The journey itself was pleasant. Azuma trains were built by the same firm that designed the Japanese Bullet Trains, so they’re quiet even at high speeds. I could tap away on my laptop undisturbed. The train arrived into London Kings Cross at 13:23, making for a journey time of just over two hours.
Yes, but make sure you book in advance! Azuma trains are equipped with special compartments for storing bicycles. All bikes must have a reservation – spaces are limited, so book early! Folding bikes can be stored alongside bags on luggage racks. There are eight bicycle spaces on a nine-coach train and four spaces on a five-coach train.
Yes. Each nine-coach Azuma train has four wheelchair spaces – two in Standard Class and two in First Class. They are adjoined by two companion seats. As with the rest of the seats on the Azuma, wheelchair spaces have power sockets to hand.
Furry friends are welcome on board Azuma trains!
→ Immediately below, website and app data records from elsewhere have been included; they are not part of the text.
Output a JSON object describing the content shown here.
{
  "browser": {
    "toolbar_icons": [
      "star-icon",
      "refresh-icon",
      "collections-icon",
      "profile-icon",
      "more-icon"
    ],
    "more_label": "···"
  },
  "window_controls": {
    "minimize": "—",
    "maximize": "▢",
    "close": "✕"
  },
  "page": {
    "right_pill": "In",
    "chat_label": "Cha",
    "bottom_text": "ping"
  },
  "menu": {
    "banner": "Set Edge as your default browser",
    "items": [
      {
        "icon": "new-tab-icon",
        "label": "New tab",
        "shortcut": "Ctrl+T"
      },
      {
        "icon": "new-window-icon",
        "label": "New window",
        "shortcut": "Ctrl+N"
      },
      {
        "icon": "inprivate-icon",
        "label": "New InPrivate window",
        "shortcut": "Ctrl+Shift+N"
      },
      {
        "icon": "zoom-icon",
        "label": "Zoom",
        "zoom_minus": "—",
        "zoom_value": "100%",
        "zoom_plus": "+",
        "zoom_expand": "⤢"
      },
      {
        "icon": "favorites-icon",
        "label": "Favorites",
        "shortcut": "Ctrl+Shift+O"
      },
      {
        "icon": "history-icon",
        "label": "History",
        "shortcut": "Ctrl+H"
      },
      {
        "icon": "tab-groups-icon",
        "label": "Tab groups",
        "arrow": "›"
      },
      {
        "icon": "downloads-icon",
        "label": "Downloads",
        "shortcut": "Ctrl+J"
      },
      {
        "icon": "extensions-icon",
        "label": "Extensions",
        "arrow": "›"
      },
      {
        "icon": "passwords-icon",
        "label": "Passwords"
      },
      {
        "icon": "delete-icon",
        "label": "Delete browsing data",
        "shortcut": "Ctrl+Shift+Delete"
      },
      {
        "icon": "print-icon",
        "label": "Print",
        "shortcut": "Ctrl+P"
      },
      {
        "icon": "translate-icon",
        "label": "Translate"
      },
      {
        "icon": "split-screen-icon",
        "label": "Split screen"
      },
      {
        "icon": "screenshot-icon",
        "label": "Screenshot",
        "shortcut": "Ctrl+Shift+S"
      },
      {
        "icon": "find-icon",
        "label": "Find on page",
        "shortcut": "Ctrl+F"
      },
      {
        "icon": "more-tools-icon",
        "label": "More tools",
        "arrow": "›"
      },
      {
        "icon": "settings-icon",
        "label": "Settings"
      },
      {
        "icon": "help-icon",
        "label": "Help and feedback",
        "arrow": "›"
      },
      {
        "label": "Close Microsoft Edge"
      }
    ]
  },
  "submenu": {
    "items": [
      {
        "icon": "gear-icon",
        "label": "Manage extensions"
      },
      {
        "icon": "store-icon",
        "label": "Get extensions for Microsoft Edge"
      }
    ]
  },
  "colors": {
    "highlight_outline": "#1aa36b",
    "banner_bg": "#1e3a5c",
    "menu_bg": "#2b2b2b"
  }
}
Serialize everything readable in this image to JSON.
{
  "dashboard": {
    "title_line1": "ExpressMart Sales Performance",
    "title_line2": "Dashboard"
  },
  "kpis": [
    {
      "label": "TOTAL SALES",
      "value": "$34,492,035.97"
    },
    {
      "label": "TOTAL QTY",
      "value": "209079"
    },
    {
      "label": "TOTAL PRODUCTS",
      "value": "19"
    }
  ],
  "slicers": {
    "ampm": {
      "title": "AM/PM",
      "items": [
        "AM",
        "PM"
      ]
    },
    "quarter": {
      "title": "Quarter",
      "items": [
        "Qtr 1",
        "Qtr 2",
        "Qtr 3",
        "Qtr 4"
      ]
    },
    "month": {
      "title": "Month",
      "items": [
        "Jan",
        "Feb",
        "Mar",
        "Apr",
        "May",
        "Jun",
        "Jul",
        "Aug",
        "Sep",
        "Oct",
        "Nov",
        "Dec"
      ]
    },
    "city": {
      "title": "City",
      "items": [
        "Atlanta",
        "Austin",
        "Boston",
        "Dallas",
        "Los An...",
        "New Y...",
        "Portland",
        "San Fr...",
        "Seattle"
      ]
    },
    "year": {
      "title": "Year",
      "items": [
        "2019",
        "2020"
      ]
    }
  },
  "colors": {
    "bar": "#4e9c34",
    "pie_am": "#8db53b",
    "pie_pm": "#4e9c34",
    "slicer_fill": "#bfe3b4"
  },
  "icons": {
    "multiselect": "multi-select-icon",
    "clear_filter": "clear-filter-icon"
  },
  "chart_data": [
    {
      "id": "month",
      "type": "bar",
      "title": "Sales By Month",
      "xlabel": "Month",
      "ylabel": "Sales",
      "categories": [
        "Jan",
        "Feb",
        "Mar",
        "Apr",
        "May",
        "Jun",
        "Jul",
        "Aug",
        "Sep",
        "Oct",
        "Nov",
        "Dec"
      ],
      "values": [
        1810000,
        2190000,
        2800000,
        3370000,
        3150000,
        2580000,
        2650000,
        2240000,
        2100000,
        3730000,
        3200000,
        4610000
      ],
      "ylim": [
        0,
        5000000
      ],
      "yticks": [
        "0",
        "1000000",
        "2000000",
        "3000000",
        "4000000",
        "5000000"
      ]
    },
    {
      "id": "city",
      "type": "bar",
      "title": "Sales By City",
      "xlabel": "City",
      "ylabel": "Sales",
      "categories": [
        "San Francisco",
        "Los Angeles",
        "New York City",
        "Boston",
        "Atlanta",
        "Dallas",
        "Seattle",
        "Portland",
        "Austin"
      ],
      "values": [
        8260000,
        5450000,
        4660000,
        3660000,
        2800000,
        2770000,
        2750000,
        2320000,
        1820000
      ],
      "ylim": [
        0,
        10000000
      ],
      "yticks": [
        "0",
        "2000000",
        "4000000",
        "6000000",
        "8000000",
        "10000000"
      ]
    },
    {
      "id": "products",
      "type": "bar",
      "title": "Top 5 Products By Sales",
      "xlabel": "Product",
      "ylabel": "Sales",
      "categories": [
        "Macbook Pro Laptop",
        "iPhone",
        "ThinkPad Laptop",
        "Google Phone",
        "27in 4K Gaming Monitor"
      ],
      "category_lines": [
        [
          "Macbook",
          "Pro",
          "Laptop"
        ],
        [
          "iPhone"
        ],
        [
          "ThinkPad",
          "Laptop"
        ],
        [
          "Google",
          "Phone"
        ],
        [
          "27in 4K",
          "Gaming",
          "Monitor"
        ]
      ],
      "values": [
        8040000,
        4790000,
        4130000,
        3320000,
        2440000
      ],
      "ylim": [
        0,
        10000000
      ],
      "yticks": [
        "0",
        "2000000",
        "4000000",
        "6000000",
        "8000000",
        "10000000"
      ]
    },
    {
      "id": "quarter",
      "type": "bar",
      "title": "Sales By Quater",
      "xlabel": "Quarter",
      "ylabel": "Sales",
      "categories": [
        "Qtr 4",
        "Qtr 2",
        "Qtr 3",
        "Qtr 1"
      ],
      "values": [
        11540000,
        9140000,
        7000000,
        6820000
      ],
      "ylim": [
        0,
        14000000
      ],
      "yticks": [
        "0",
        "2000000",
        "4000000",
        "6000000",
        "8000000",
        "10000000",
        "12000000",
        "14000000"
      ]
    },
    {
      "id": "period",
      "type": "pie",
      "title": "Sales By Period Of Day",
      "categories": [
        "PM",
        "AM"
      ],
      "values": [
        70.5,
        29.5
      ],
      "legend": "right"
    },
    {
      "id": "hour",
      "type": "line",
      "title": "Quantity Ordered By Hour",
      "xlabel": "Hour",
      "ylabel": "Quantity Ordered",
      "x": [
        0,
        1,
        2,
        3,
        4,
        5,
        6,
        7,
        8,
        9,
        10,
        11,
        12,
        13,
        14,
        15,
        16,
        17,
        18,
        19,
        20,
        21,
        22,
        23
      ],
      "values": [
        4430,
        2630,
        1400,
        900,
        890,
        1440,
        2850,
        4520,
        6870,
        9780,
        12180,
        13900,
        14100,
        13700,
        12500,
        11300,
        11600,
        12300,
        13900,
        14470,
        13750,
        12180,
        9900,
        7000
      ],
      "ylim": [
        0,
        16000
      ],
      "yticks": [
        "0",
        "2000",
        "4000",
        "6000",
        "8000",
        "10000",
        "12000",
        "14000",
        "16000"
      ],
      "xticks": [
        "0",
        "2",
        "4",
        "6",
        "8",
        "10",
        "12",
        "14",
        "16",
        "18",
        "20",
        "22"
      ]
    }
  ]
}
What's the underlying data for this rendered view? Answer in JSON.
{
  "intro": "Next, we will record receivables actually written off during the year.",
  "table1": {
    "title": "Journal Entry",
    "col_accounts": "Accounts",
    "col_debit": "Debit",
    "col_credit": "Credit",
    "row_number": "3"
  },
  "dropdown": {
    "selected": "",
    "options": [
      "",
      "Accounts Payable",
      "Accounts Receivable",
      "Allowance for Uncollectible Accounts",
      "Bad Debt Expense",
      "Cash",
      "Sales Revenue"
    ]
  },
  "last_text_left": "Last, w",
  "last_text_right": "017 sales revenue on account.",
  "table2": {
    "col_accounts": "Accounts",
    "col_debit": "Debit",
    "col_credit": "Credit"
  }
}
You’re allowed up to two small animals with you, provided they are not taking up an extra seat. Each extra animal after the first two will cost £5.
Yes. Standard Class and First Class carriages have free WiFi, with First Class passengers enjoying LNER’s fastest ever connection.
The first Azuma train officially entered service on 15 May 2019, running from London King’s Cross to Leeds. LNER also replaced its daily service to Hull via Selby with Azuma trains.
LNER also rolled out Azuma services on routes to the North East of England and Scotland, providing more services from Lincoln and Harrogate to London.
By December 2021, LNER plans to run regular services between London and Scotland. Azuma will whisk passengers from London to Edinburgh in just four hours, with regular journeys from London to Leeds – taking only two hours – also becoming typical throughout the day.
The train can reach a maximum speed of 225 km/h but is limited to 200 km/h while travelling.
Both. Equipped with “bi-mode” technology, Azuma trains can switch between electric power via overhead electric wires and diesel power. Most of the time, the trains will run on electricity, but the diesel engine will kick in when required - where there are no power cables available, for example. Azuma's top-spec engine will filter out harmful emissions by 90% compared to existing high-speed train engines, making for a quieter journey.